RSVP here.

About Edgar Arceneaux
Edgar Arceneaux (b. 1972 in Los Angeles) lives and works in Los Angeles. Arceneaux was the director of the Watts House Project from 1999-2012. Solo exhibitions of his work have been mounted at Kunstverein Ulm, Germany; Susanne Vielmetter Los Angeles Projects; The Studio Museum of Harlem, New York; and the Project, New York, among others. He has been included in group shows at Galerie Thaddaeus Ropac, Paris; Mona Bismarck American Center, Paris; Whitney Museum of American Art, New York; Museum of Contemporary Art, Los Angeles; the Orange County Museum of Art; the San Francisco Museum of Modern Art; Kunstmuseum Basel; and the Museum Ludwig, Cologne, and many more.

About Mark Marino
Mark C. Marino is a writer and scholar of electronic literature living in Los Angeles. He teaches writing at the University of Southern California where he Directs the Humanities and Critical Code Studies Lab. Marino also serves as the Director of Communication of the Electronic Literature Organization and recently taught a 3-week course in Fake News for UnderAcademy.

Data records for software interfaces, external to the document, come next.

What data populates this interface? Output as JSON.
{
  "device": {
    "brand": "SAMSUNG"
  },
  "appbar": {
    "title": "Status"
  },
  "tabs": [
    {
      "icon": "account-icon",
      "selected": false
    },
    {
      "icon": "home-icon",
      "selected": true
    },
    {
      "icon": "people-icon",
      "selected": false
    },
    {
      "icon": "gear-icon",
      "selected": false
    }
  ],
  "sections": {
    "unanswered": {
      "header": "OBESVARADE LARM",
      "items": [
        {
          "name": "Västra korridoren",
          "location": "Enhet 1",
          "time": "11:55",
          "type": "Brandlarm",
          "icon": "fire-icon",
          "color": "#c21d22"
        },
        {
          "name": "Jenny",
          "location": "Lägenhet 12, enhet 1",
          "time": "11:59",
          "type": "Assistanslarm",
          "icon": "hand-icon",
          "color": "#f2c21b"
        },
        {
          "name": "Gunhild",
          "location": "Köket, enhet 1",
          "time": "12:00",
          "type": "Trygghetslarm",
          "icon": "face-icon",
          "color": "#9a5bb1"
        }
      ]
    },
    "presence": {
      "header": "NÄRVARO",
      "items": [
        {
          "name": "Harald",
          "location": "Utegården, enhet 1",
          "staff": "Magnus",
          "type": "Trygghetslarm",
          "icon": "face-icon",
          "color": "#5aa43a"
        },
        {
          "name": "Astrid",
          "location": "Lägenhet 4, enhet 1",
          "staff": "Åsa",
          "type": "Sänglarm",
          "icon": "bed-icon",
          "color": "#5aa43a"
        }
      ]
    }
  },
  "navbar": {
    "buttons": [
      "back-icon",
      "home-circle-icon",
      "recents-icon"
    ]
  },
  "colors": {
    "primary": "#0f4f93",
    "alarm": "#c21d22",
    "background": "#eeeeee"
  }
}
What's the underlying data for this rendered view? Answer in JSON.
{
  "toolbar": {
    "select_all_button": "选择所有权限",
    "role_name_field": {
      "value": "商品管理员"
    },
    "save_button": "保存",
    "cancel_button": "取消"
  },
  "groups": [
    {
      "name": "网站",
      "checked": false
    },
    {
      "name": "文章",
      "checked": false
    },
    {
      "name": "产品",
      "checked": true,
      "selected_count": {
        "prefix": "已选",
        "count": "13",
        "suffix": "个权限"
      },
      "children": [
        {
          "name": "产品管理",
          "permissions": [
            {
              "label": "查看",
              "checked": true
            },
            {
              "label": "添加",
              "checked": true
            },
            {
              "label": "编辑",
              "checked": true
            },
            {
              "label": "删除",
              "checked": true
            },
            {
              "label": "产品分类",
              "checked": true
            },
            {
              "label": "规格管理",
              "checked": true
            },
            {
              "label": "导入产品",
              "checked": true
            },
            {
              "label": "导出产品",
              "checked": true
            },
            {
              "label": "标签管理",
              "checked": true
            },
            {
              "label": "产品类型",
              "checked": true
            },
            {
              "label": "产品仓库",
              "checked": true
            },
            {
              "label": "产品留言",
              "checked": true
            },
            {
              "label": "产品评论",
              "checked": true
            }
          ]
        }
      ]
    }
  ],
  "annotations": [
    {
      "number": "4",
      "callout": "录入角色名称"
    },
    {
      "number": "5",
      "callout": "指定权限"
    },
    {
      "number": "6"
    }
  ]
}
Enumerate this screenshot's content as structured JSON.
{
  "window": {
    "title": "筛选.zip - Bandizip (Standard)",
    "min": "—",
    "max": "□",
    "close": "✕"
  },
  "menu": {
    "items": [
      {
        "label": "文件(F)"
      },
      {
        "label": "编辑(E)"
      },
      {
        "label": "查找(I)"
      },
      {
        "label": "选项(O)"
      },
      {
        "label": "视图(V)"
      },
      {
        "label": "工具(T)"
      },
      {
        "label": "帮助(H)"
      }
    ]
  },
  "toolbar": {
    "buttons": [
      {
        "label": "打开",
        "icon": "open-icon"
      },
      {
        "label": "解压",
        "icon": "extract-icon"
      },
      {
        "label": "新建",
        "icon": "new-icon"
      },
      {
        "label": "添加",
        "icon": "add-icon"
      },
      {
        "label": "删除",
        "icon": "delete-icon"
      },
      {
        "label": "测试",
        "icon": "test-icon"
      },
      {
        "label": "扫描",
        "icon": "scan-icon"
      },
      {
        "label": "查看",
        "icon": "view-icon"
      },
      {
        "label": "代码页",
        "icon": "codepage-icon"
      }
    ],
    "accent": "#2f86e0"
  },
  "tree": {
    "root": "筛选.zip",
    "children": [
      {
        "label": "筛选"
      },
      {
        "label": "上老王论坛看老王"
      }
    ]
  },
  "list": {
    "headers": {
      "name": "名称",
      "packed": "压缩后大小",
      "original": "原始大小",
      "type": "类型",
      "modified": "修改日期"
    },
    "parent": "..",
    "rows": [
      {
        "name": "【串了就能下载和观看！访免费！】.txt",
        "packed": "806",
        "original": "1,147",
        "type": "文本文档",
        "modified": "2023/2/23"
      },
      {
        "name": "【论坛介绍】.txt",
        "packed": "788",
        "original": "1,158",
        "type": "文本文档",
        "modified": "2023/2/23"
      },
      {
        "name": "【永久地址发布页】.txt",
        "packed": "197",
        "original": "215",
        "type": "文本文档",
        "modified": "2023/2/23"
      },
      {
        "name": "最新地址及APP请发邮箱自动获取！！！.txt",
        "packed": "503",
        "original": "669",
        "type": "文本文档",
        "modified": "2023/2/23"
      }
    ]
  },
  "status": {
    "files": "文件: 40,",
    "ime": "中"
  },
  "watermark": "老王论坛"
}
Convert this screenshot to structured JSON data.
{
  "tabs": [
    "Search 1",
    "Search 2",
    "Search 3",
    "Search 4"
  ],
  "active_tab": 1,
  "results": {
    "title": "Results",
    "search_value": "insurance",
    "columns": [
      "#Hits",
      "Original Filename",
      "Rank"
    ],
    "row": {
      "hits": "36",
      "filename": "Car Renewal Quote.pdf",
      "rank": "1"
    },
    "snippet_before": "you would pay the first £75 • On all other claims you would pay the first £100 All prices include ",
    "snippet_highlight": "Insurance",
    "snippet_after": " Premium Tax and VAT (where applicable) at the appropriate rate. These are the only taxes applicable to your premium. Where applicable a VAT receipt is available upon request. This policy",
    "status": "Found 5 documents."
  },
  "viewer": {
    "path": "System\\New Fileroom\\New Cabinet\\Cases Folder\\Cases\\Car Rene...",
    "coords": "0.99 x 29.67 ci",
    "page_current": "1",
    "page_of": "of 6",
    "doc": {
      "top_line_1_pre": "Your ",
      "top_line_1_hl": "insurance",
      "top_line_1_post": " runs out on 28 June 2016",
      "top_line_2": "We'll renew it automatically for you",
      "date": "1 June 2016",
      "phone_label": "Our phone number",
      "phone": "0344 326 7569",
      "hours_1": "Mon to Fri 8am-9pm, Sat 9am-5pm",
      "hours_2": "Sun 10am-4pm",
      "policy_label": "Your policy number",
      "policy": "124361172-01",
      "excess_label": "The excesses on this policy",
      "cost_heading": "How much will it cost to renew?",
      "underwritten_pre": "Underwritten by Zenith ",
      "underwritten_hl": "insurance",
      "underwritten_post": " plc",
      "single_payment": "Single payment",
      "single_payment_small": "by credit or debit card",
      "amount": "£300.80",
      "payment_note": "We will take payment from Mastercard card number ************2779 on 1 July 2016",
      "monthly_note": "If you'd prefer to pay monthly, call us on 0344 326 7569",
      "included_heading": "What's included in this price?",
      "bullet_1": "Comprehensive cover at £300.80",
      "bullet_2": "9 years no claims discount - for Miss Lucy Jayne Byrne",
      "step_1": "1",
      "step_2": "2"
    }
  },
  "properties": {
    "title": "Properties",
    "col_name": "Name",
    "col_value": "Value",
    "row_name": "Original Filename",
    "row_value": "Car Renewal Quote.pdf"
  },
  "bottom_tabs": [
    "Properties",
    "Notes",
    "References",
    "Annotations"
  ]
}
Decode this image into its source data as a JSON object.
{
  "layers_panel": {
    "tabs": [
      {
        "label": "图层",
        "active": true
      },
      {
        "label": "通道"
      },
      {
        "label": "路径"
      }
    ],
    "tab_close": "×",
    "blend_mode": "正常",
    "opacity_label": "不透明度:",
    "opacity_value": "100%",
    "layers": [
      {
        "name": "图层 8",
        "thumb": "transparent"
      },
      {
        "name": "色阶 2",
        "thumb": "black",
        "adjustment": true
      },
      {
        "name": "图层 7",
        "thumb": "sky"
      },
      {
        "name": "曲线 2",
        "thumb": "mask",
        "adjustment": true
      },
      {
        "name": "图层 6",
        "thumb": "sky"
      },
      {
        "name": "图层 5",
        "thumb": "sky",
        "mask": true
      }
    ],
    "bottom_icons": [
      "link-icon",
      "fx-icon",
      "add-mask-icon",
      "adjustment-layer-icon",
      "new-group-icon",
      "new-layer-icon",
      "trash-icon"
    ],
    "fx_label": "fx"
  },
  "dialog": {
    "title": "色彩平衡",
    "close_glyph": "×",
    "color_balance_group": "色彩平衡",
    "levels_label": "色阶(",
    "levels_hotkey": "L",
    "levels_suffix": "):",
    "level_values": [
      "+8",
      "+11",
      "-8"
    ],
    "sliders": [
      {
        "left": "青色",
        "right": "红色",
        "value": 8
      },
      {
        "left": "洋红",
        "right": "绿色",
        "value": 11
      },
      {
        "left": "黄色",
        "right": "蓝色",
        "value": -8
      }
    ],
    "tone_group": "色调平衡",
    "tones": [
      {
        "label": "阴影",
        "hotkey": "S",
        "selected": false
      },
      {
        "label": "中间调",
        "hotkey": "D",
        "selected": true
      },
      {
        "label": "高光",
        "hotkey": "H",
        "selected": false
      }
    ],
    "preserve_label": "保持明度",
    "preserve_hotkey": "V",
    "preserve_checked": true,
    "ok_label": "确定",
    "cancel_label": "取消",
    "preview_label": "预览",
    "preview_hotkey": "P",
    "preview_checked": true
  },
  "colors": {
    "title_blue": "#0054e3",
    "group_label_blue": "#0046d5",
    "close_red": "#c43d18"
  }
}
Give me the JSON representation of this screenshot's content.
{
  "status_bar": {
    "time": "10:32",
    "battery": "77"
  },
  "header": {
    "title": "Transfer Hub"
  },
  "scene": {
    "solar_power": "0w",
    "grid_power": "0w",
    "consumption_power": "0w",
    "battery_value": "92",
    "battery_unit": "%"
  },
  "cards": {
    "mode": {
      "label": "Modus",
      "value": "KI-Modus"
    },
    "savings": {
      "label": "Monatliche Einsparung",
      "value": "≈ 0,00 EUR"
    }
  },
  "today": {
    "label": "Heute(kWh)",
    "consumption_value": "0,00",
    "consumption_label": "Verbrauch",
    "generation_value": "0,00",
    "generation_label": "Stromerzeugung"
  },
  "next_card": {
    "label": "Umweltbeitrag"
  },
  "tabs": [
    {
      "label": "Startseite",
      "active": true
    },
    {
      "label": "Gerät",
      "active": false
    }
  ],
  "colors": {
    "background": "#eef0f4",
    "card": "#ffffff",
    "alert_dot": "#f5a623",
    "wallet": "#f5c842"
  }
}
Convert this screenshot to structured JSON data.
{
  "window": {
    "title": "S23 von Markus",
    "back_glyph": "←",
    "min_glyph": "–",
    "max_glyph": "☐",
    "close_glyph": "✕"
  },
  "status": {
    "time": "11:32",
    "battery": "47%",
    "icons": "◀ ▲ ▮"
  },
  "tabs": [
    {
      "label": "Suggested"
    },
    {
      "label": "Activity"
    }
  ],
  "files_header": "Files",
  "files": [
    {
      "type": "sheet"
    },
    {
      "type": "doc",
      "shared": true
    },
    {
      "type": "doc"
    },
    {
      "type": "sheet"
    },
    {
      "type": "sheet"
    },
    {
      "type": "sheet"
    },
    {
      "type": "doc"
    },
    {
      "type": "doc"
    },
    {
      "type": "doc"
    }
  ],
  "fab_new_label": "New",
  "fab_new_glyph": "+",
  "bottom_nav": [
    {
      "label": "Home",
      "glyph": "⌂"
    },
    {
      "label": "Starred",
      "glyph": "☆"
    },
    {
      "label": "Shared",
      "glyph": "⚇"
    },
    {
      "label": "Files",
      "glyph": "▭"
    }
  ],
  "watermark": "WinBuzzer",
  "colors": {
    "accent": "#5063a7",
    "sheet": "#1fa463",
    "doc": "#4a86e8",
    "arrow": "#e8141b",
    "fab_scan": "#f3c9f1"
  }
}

In Library of Black Lies, Arceneaux challenges the narrative of American progress, and in particular, African American progress through the selection, placement, and modification of books in a library of his own invention. Via this timely work, made last year, when fake news became “real” news and the content of real news was interrogated, the artist presses for a closer look not only at what is patently true or false, but at the more complicated stories about our past that lead us to where we are now.